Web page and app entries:
•••••

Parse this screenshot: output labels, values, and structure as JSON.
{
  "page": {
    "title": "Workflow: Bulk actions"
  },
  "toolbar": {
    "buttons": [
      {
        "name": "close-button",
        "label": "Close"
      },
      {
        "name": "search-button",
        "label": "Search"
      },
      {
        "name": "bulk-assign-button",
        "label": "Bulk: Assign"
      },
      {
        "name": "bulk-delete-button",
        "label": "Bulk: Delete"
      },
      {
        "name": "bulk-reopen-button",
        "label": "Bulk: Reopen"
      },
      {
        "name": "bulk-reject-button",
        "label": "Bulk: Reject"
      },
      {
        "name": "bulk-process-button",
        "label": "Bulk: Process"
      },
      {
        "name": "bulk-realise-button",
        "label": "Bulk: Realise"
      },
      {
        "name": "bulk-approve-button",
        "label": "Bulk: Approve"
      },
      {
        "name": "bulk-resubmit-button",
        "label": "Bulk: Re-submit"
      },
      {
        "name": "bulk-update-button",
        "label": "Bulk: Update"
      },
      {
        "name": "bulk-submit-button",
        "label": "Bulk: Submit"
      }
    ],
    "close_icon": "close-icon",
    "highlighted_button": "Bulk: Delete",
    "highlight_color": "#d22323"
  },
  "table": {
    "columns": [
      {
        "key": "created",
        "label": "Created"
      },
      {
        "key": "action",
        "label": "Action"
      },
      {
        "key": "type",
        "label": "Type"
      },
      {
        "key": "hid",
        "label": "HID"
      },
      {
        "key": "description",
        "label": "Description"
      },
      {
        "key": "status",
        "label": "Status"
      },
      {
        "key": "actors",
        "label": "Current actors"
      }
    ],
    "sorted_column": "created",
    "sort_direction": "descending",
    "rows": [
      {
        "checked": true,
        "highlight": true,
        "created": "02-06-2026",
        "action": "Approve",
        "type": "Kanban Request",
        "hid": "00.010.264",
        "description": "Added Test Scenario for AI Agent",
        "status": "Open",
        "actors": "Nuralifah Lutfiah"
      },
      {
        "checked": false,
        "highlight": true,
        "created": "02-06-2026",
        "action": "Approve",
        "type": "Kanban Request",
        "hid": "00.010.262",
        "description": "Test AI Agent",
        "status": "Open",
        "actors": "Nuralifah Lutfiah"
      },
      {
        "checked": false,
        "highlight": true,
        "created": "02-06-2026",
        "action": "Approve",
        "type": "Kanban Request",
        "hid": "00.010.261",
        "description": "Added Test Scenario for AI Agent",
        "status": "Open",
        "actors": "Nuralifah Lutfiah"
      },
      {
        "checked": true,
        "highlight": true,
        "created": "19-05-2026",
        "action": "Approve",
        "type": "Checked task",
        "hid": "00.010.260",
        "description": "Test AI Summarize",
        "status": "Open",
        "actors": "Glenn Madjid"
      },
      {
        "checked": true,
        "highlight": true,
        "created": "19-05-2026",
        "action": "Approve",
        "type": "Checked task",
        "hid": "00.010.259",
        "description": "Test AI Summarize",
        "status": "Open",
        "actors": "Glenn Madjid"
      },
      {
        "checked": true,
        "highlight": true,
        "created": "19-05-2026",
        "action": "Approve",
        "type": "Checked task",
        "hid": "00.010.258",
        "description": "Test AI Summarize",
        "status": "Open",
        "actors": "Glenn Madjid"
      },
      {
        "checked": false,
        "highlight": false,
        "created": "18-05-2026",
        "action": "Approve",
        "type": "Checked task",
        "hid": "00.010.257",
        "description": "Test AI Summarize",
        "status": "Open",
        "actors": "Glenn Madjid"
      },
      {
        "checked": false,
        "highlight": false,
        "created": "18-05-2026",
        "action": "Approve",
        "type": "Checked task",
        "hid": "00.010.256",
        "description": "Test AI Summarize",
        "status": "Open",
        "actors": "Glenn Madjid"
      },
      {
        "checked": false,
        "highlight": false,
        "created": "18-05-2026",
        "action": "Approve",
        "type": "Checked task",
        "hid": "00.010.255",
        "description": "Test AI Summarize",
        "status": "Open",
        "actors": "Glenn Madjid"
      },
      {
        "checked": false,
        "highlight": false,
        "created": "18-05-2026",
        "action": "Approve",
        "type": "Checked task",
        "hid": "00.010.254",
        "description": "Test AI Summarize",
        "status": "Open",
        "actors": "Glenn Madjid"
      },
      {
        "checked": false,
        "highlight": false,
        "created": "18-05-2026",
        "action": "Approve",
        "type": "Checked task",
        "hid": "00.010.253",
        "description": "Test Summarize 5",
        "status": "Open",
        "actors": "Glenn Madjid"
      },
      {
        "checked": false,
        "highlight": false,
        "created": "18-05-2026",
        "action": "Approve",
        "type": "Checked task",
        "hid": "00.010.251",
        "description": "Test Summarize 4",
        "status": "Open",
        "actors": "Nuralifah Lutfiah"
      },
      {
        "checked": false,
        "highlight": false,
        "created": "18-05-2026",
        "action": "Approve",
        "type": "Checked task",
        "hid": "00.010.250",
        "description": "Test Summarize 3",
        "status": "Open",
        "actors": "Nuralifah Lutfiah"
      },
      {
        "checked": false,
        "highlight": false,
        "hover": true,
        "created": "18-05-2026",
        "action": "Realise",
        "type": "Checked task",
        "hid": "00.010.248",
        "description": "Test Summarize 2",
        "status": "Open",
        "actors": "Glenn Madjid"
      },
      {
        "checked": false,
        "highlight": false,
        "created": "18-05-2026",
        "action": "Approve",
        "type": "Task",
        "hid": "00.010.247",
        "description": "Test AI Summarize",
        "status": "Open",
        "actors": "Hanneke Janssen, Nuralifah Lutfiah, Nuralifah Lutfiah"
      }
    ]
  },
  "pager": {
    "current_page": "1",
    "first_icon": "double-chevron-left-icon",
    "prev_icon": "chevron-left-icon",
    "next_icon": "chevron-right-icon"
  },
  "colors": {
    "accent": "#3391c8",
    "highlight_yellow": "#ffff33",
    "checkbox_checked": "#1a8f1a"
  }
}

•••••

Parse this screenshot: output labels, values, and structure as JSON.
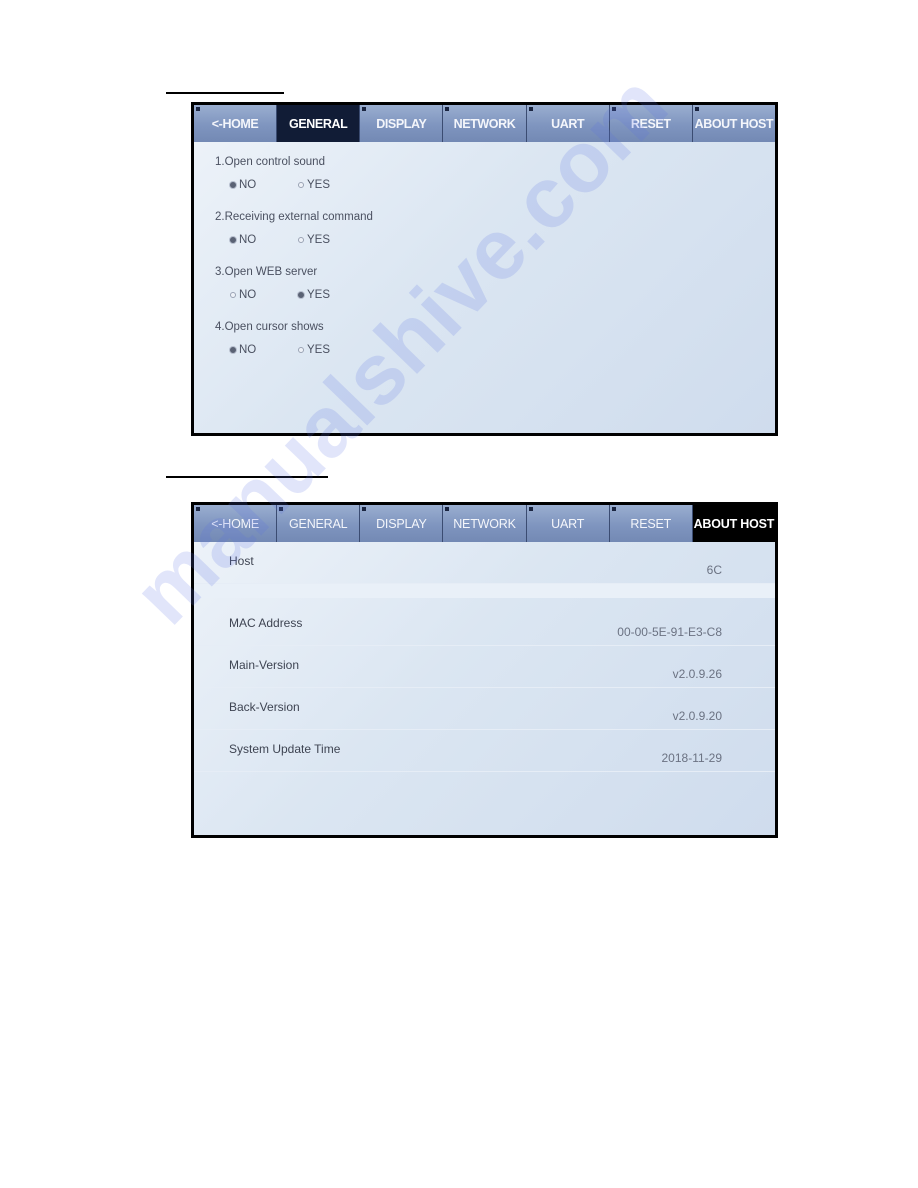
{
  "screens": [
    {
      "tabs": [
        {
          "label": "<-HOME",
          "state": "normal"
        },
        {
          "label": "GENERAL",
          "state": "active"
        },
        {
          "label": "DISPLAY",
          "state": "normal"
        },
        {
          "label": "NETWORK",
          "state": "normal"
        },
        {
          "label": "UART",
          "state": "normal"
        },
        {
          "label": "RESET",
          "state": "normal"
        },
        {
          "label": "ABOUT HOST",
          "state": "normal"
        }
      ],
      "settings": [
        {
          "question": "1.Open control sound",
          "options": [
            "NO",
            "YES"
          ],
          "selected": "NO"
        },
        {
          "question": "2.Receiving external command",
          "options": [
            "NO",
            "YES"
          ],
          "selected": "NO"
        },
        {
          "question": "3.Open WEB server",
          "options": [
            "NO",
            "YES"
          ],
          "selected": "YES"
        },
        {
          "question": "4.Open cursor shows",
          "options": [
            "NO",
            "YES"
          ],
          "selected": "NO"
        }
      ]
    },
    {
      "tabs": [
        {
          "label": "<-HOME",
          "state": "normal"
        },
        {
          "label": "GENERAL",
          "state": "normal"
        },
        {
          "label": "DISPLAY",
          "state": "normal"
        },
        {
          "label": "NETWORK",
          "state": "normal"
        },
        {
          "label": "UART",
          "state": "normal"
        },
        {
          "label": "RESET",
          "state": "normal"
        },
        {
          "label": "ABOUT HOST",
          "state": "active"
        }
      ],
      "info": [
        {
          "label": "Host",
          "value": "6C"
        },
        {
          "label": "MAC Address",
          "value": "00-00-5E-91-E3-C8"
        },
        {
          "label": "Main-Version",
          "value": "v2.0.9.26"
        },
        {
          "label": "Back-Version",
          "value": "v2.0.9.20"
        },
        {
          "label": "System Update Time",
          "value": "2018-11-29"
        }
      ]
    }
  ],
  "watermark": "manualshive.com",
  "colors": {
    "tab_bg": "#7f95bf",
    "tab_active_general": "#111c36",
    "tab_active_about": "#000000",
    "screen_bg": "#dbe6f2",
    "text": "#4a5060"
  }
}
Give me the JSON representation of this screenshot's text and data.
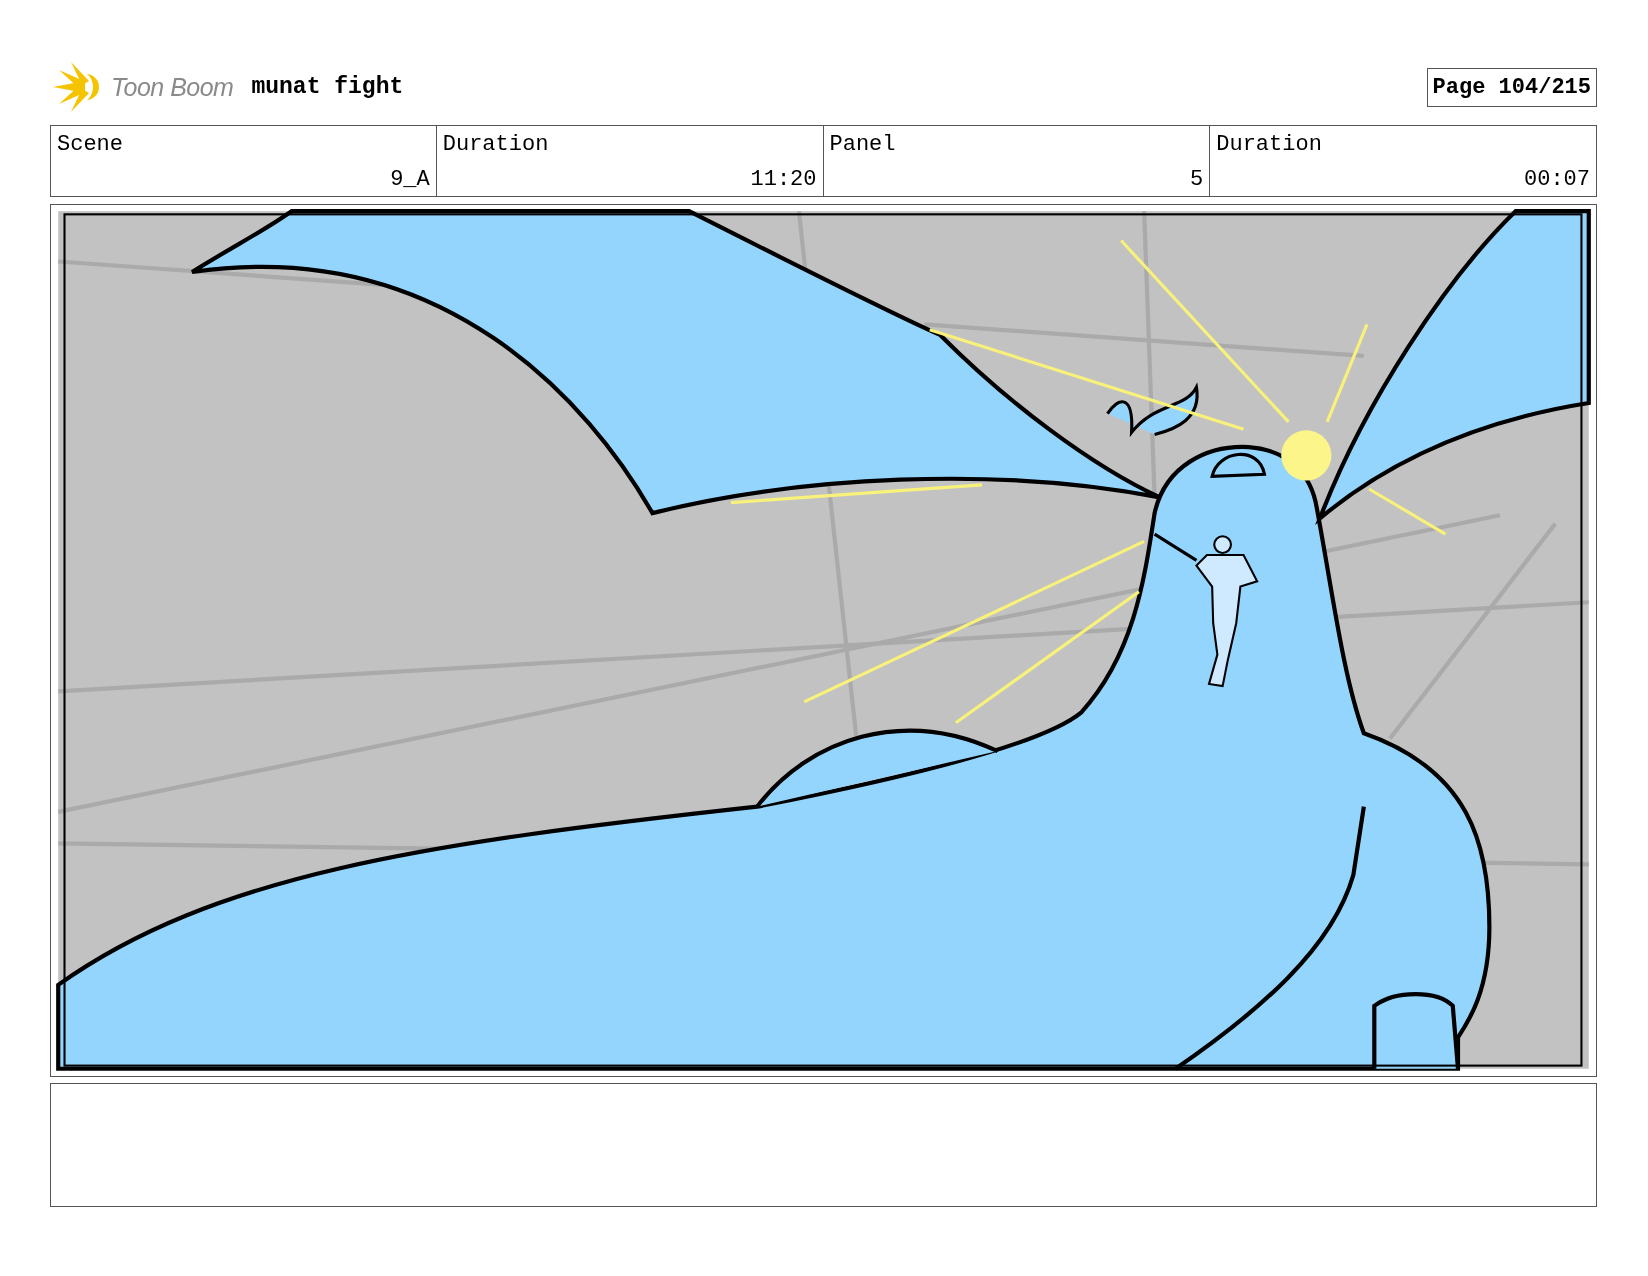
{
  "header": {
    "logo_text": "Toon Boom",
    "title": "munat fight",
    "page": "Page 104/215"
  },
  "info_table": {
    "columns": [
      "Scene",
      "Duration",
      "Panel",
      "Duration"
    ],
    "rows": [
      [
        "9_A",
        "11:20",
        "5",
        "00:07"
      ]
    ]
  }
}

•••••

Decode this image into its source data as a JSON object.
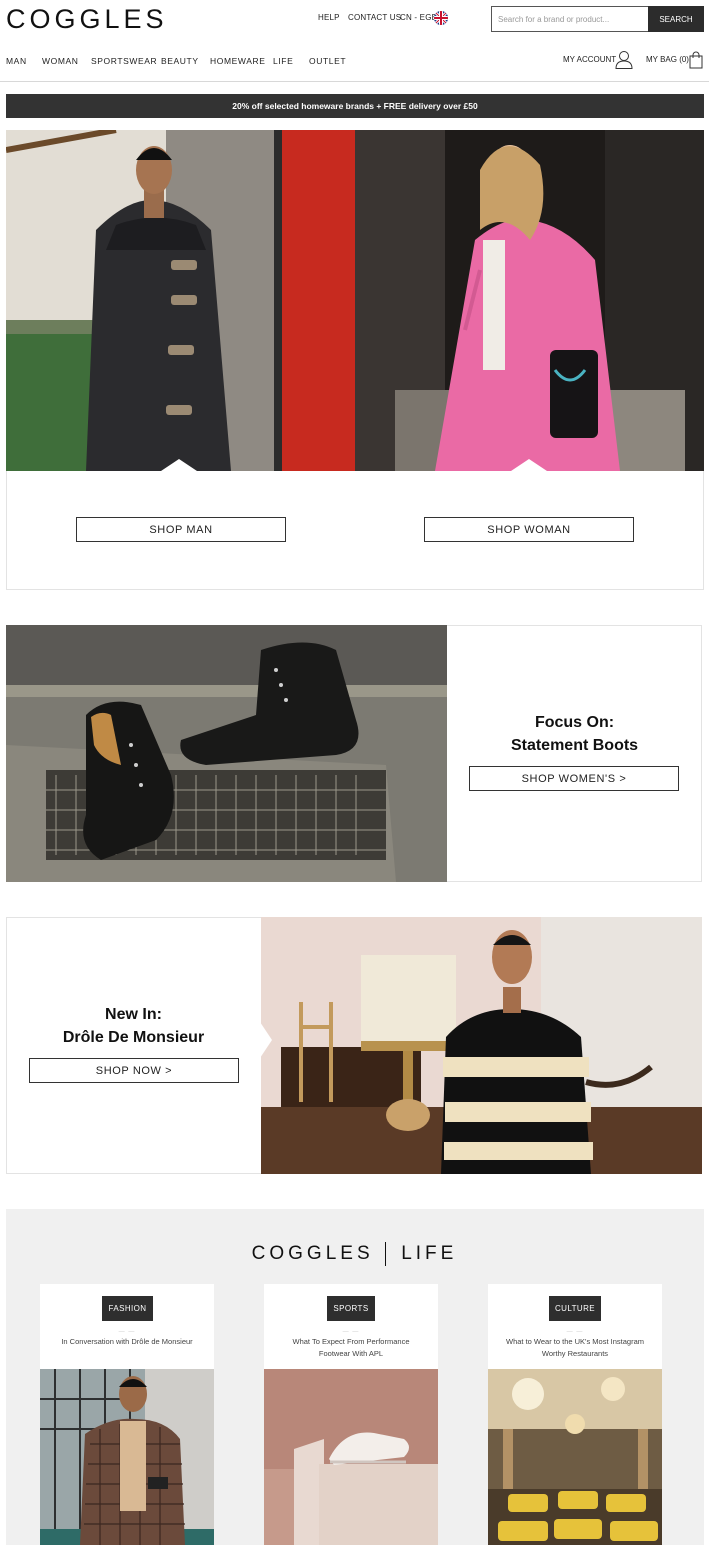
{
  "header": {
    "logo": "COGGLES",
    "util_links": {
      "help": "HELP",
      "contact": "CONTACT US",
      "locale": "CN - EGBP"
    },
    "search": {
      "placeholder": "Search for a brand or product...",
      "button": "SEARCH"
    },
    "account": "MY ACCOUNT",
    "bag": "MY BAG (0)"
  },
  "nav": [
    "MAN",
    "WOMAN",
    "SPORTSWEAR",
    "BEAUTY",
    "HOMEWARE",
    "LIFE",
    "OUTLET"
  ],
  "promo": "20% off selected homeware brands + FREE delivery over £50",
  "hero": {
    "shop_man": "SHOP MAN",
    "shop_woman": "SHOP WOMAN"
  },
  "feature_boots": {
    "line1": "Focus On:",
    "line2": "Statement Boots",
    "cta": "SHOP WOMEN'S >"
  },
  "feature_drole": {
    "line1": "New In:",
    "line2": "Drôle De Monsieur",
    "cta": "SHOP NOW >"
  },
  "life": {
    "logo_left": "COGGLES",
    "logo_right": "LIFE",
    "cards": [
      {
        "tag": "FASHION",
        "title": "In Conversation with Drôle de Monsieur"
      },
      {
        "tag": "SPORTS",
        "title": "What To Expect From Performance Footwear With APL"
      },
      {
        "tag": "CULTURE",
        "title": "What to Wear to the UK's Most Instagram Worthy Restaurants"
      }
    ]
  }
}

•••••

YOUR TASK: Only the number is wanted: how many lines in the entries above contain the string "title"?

TASK RESULT: 5